Task instructions.
From the first line to the last, print the data exactly as it appears.

[Dataset rows describing interfaces]

*** Block opens ***

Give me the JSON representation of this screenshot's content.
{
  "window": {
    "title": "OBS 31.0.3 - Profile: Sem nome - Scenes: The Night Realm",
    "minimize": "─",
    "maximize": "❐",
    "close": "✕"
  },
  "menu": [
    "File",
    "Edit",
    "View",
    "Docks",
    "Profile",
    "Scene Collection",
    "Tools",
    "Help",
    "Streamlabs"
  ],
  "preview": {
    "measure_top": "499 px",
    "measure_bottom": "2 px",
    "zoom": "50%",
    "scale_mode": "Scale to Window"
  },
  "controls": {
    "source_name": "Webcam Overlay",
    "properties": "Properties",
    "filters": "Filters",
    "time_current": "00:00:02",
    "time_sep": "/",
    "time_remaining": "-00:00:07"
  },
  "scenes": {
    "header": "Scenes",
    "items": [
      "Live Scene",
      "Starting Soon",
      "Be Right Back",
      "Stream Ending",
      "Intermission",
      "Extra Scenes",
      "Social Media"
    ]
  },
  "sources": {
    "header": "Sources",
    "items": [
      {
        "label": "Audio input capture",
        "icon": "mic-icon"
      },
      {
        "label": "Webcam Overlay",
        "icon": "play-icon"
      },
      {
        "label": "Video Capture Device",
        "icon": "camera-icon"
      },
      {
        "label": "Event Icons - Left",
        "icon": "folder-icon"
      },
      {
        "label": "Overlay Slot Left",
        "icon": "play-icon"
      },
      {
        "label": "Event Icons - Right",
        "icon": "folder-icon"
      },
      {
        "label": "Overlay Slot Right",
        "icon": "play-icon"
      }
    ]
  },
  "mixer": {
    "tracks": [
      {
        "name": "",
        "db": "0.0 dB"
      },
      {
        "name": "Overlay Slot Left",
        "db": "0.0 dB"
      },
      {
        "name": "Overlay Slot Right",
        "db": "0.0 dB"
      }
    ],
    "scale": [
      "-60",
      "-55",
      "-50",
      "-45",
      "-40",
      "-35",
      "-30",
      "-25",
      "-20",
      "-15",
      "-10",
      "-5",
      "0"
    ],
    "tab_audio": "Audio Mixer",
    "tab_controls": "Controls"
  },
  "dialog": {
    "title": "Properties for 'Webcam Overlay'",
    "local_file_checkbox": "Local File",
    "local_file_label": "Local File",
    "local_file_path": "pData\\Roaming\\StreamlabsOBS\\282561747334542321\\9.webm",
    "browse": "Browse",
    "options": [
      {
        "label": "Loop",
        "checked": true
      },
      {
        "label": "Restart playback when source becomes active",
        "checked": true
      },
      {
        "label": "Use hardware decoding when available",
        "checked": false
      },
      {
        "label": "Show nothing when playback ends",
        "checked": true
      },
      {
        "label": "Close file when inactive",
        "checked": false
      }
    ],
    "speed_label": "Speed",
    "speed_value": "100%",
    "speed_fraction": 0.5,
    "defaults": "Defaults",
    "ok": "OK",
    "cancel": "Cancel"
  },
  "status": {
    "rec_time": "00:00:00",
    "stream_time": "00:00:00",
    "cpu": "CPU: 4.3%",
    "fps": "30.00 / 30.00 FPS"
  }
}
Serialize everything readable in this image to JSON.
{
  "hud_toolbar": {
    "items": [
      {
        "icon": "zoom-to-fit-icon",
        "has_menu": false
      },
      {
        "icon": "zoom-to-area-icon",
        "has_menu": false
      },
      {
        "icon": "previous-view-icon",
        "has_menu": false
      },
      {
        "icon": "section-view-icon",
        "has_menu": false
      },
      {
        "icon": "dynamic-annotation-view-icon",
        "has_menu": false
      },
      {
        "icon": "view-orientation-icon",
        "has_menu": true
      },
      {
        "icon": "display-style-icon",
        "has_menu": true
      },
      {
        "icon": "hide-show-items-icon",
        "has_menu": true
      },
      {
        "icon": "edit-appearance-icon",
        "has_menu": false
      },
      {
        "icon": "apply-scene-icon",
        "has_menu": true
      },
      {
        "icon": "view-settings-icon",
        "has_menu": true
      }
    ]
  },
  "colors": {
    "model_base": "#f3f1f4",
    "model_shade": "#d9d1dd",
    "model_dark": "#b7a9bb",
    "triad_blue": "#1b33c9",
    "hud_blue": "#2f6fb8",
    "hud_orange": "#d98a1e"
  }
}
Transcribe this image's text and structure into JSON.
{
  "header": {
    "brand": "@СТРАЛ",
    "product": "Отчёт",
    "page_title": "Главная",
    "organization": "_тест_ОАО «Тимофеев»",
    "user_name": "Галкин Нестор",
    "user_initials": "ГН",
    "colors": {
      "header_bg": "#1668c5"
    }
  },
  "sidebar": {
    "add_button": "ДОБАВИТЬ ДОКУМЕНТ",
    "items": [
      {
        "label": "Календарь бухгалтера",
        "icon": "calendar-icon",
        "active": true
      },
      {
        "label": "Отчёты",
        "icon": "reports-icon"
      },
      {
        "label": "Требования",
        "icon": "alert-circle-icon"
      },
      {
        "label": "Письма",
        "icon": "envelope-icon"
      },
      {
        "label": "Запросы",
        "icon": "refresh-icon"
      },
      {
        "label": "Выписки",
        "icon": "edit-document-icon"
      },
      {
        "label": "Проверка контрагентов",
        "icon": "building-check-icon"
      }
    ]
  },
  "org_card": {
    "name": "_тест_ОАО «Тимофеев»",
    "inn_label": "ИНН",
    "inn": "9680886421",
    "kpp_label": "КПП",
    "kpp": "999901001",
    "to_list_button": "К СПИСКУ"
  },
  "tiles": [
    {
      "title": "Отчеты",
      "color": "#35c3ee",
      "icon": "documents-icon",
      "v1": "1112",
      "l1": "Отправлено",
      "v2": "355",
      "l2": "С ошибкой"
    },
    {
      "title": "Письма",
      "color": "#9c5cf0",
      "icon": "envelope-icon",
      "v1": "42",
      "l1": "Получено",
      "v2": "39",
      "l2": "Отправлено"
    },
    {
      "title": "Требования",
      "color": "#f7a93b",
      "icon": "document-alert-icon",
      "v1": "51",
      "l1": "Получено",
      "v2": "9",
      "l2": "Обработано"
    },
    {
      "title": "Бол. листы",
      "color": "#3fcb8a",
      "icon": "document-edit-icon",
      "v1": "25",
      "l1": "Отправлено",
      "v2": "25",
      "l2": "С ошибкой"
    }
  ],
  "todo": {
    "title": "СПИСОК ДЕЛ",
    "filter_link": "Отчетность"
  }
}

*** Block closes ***

Written answer.
Give me the JSON representation of this screenshot's content.
{
  "window": {
    "title": "OBS 31.0.3 - Profile: Sem nome - Scenes: The Night Realm",
    "minimize": "─",
    "maximize": "❐",
    "close": "✕"
  },
  "menu": [
    "File",
    "Edit",
    "View",
    "Docks",
    "Profile",
    "Scene Collection",
    "Tools",
    "Help",
    "Streamlabs"
  ],
  "preview": {
    "measure_top": "499 px",
    "measure_bottom": "2 px",
    "zoom": "50%",
    "scale_mode": "Scale to Window"
  },
  "controls": {
    "source_name": "Webcam Overlay",
    "properties": "Properties",
    "filters": "Filters",
    "time_current": "00:00:02",
    "time_sep": "/",
    "time_remaining": "-00:00:07"
  },
  "scenes": {
    "header": "Scenes",
    "items": [
      "Live Scene",
      "Starting Soon",
      "Be Right Back",
      "Stream Ending",
      "Intermission",
      "Extra Scenes",
      "Social Media"
    ]
  },
  "sources": {
    "header": "Sources",
    "items": [
      {
        "label": "Audio input capture",
        "icon": "mic-icon"
      },
      {
        "label": "Webcam Overlay",
        "icon": "play-icon"
      },
      {
        "label": "Video Capture Device",
        "icon": "camera-icon"
      },
      {
        "label": "Event Icons - Left",
        "icon": "folder-icon"
      },
      {
        "label": "Overlay Slot Left",
        "icon": "play-icon"
      },
      {
        "label": "Event Icons - Right",
        "icon": "folder-icon"
      },
      {
        "label": "Overlay Slot Right",
        "icon": "play-icon"
      }
    ]
  },
  "mixer": {
    "tracks": [
      {
        "name": "",
        "db": "0.0 dB"
      },
      {
        "name": "Overlay Slot Left",
        "db": "0.0 dB"
      },
      {
        "name": "Overlay Slot Right",
        "db": "0.0 dB"
      }
    ],
    "scale": [
      "-60",
      "-55",
      "-50",
      "-45",
      "-40",
      "-35",
      "-30",
      "-25",
      "-20",
      "-15",
      "-10",
      "-5",
      "0"
    ],
    "tab_audio": "Audio Mixer",
    "tab_controls": "Controls"
  },
  "dialog": {
    "title": "Properties for 'Webcam Overlay'",
    "local_file_checkbox": "Local File",
    "local_file_label": "Local File",
    "local_file_path": "pData\\Roaming\\StreamlabsOBS\\282561747334542321\\9.webm",
    "browse": "Browse",
    "options": [
      {
        "label": "Loop",
        "checked": true
      },
      {
        "label": "Restart playback when source becomes active",
        "checked": true
      },
      {
        "label": "Use hardware decoding when available",
        "checked": false
      },
      {
        "label": "Show nothing when playback ends",
        "checked": true
      },
      {
        "label": "Close file when inactive",
        "checked": false
      }
    ],
    "speed_label": "Speed",
    "speed_value": "100%",
    "speed_fraction": 0.5,
    "defaults": "Defaults",
    "ok": "OK",
    "cancel": "Cancel"
  },
  "status": {
    "rec_time": "00:00:00",
    "stream_time": "00:00:00",
    "cpu": "CPU: 4.3%",
    "fps": "30.00 / 30.00 FPS"
  }
}
Serialize everything readable in this image to JSON.
{
  "hud_toolbar": {
    "items": [
      {
        "icon": "zoom-to-fit-icon",
        "has_menu": false
      },
      {
        "icon": "zoom-to-area-icon",
        "has_menu": false
      },
      {
        "icon": "previous-view-icon",
        "has_menu": false
      },
      {
        "icon": "section-view-icon",
        "has_menu": false
      },
      {
        "icon": "dynamic-annotation-view-icon",
        "has_menu": false
      },
      {
        "icon": "view-orientation-icon",
        "has_menu": true
      },
      {
        "icon": "display-style-icon",
        "has_menu": true
      },
      {
        "icon": "hide-show-items-icon",
        "has_menu": true
      },
      {
        "icon": "edit-appearance-icon",
        "has_menu": false
      },
      {
        "icon": "apply-scene-icon",
        "has_menu": true
      },
      {
        "icon": "view-settings-icon",
        "has_menu": true
      }
    ]
  },
  "colors": {
    "model_base": "#f3f1f4",
    "model_shade": "#d9d1dd",
    "model_dark": "#b7a9bb",
    "triad_blue": "#1b33c9",
    "hud_blue": "#2f6fb8",
    "hud_orange": "#d98a1e"
  }
}
Transcribe this image's text and structure into JSON.
{
  "header": {
    "brand": "@СТРАЛ",
    "product": "Отчёт",
    "page_title": "Главная",
    "organization": "_тест_ОАО «Тимофеев»",
    "user_name": "Галкин Нестор",
    "user_initials": "ГН",
    "colors": {
      "header_bg": "#1668c5"
    }
  },
  "sidebar": {
    "add_button": "ДОБАВИТЬ ДОКУМЕНТ",
    "items": [
      {
        "label": "Календарь бухгалтера",
        "icon": "calendar-icon",
        "active": true
      },
      {
        "label": "Отчёты",
        "icon": "reports-icon"
      },
      {
        "label": "Требования",
        "icon": "alert-circle-icon"
      },
      {
        "label": "Письма",
        "icon": "envelope-icon"
      },
      {
        "label": "Запросы",
        "icon": "refresh-icon"
      },
      {
        "label": "Выписки",
        "icon": "edit-document-icon"
      },
      {
        "label": "Проверка контрагентов",
        "icon": "building-check-icon"
      }
    ]
  },
  "org_card": {
    "name": "_тест_ОАО «Тимофеев»",
    "inn_label": "ИНН",
    "inn": "9680886421",
    "kpp_label": "КПП",
    "kpp": "999901001",
    "to_list_button": "К СПИСКУ"
  },
  "tiles": [
    {
      "title": "Отчеты",
      "color": "#35c3ee",
      "icon": "documents-icon",
      "v1": "1112",
      "l1": "Отправлено",
      "v2": "355",
      "l2": "С ошибкой"
    },
    {
      "title": "Письма",
      "color": "#9c5cf0",
      "icon": "envelope-icon",
      "v1": "42",
      "l1": "Получено",
      "v2": "39",
      "l2": "Отправлено"
    },
    {
      "title": "Требования",
      "color": "#f7a93b",
      "icon": "document-alert-icon",
      "v1": "51",
      "l1": "Получено",
      "v2": "9",
      "l2": "Обработано"
    },
    {
      "title": "Бол. листы",
      "color": "#3fcb8a",
      "icon": "document-edit-icon",
      "v1": "25",
      "l1": "Отправлено",
      "v2": "25",
      "l2": "С ошибкой"
    }
  ],
  "todo": {
    "title": "СПИСОК ДЕЛ",
    "filter_link": "Отчетность"
  }
}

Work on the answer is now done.